He rejoiced at the numerous vocations in his Diocese saying, “My Diocese is very big and am grateful to God that he has given me a lot of vocations. It is a fertile ground for vocations.”
“Many young people are adhering and moving into the Religious Life and Priestly vocations and this is a very encouraging element,” the Catholic Church leader said.
He added, “Our Diocese is also known to be the area of peace. We have conflict, but the good news is that people turn to God and ask Him to take control and answer their problem. We leave all issues and difficulties in the hands of God.”
Credit: ACI Africa

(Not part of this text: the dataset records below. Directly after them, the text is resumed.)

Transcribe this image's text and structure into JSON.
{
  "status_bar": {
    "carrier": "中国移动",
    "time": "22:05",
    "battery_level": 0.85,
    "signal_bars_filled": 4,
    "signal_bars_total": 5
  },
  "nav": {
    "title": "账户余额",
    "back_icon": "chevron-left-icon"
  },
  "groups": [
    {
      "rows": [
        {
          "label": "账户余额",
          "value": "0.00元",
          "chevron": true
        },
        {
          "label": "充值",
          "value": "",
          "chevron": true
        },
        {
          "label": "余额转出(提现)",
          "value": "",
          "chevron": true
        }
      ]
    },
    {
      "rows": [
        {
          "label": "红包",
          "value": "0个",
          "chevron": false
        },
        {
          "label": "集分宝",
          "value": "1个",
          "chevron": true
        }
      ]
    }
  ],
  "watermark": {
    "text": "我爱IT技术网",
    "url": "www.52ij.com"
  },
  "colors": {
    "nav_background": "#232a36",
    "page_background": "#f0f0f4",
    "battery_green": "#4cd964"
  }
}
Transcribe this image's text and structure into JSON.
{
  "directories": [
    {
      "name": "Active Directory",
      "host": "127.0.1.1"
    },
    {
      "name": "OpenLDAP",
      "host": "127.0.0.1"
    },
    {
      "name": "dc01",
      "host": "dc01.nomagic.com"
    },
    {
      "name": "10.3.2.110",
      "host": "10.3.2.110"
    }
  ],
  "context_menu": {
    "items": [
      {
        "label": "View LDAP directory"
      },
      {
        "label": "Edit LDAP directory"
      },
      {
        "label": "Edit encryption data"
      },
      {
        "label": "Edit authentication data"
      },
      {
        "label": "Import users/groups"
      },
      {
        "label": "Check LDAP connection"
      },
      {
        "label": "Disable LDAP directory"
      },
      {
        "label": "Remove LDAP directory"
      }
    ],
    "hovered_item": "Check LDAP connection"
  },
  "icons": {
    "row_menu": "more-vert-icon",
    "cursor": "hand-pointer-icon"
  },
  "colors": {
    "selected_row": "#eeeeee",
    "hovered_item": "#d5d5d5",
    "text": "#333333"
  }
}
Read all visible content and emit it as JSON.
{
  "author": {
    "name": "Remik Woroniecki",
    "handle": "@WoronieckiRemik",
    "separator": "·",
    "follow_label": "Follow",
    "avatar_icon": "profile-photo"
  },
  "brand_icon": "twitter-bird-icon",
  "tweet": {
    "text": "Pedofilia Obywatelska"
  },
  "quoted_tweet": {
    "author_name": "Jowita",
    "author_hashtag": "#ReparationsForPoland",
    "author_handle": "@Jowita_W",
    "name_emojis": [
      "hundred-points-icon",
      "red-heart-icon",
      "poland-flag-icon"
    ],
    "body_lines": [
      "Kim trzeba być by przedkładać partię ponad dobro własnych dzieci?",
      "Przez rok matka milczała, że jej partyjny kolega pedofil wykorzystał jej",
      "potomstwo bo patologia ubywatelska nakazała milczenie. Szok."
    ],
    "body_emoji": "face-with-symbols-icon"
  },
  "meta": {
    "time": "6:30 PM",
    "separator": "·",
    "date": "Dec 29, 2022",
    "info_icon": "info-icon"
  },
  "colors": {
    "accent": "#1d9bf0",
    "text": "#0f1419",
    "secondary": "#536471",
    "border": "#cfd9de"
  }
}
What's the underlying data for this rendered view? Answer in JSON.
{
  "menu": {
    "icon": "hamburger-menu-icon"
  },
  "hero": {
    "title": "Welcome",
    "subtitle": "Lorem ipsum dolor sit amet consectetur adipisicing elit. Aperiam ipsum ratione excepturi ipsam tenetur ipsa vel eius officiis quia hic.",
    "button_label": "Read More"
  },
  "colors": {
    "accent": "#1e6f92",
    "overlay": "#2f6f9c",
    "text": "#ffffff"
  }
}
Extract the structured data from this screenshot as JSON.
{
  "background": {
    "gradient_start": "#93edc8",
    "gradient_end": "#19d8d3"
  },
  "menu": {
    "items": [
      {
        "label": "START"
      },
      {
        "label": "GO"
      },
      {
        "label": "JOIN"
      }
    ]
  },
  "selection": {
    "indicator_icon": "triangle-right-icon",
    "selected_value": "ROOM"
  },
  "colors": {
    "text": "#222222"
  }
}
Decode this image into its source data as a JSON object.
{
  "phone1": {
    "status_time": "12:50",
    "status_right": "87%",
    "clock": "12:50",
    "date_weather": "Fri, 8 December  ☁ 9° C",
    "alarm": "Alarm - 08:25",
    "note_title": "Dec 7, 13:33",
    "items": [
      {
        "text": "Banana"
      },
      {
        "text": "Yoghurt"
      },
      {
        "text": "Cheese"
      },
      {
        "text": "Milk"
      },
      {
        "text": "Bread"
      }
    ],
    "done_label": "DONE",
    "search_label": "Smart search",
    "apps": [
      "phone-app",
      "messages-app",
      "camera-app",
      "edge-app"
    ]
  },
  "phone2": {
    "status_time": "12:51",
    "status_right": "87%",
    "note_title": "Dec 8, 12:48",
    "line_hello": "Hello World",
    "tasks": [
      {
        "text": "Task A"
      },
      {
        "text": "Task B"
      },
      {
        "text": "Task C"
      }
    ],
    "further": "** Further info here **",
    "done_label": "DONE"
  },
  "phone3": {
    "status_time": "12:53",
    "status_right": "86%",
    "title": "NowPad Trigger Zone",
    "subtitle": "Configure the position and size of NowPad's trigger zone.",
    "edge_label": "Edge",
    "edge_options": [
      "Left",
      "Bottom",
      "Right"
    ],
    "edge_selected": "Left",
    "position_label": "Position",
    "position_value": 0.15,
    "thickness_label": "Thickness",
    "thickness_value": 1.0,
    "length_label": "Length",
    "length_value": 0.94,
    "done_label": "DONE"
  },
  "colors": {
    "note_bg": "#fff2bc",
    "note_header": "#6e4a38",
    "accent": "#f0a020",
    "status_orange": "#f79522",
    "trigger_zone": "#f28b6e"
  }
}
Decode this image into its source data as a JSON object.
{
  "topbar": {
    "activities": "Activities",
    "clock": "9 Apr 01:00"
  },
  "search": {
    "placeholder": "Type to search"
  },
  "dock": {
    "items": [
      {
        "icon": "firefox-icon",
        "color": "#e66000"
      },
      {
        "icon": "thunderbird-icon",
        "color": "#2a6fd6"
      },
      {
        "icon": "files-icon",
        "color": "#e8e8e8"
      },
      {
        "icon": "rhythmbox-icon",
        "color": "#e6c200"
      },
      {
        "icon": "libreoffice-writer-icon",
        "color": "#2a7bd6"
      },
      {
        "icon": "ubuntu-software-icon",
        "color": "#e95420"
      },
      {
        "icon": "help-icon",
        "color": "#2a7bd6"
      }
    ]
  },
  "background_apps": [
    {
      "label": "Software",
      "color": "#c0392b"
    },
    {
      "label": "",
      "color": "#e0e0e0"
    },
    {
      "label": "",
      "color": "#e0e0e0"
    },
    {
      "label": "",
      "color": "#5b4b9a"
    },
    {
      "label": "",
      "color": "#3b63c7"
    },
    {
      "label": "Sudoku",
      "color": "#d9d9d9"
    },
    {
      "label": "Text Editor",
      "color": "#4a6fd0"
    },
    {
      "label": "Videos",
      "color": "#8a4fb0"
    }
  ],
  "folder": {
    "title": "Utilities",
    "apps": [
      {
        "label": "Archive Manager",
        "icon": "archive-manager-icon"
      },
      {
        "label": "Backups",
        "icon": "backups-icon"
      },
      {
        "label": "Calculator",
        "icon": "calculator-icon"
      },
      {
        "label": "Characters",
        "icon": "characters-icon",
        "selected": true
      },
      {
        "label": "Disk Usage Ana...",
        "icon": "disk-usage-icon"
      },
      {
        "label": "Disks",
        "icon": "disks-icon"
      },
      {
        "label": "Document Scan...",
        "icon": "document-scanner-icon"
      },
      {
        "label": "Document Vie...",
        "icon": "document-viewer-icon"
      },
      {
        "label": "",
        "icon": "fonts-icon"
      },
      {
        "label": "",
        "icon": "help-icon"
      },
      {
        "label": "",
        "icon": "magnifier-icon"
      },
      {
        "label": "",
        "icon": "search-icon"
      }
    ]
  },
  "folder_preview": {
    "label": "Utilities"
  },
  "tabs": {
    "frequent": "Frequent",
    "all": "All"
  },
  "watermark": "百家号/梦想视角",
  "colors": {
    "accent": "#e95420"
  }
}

The people of God in the CDTY are working hard “to grow our own food and support ourselves,” the Bishop who has been at the helm of Tombura-Yambio Diocese since his Episcopal Ordination in June 2008 said.
Reflecting on the effects of the COVID-19 pandemic on his Episcopal See, Bishop Hiiboro told ACI Africa, “The pandemic has limited resources and availability of people coming into our Parishes and our community.”
He regretted that “many children have not been able to follow their education; some social services have not been in place because of COVID-19.”
The South Sudanese Bishop underscored the need to the people of God in the East-Central African nation to be “ambassadors of peace.”
“It is not enough to be called Christians or followers of God or Children of God. We need to work with this within ourselves, in our hearts, how is God for you in your heart. Once you know this and have the conviction about your faith then you will actually act from the power of what you believe in,” Bishop Hiiboro said February 19.
He added, “Let us be people who believe and act as believers and the rest of our challenges we will be able to solve them.”
Jude Atemanke is a Cameroonian journalist with a passion for Catholic Church communication. He holds a Bachelor’s Degree in Journalism and Mass Communication from the University of Buea in Cameroon. Currently, Jude serves as a journalist for ACI Africa.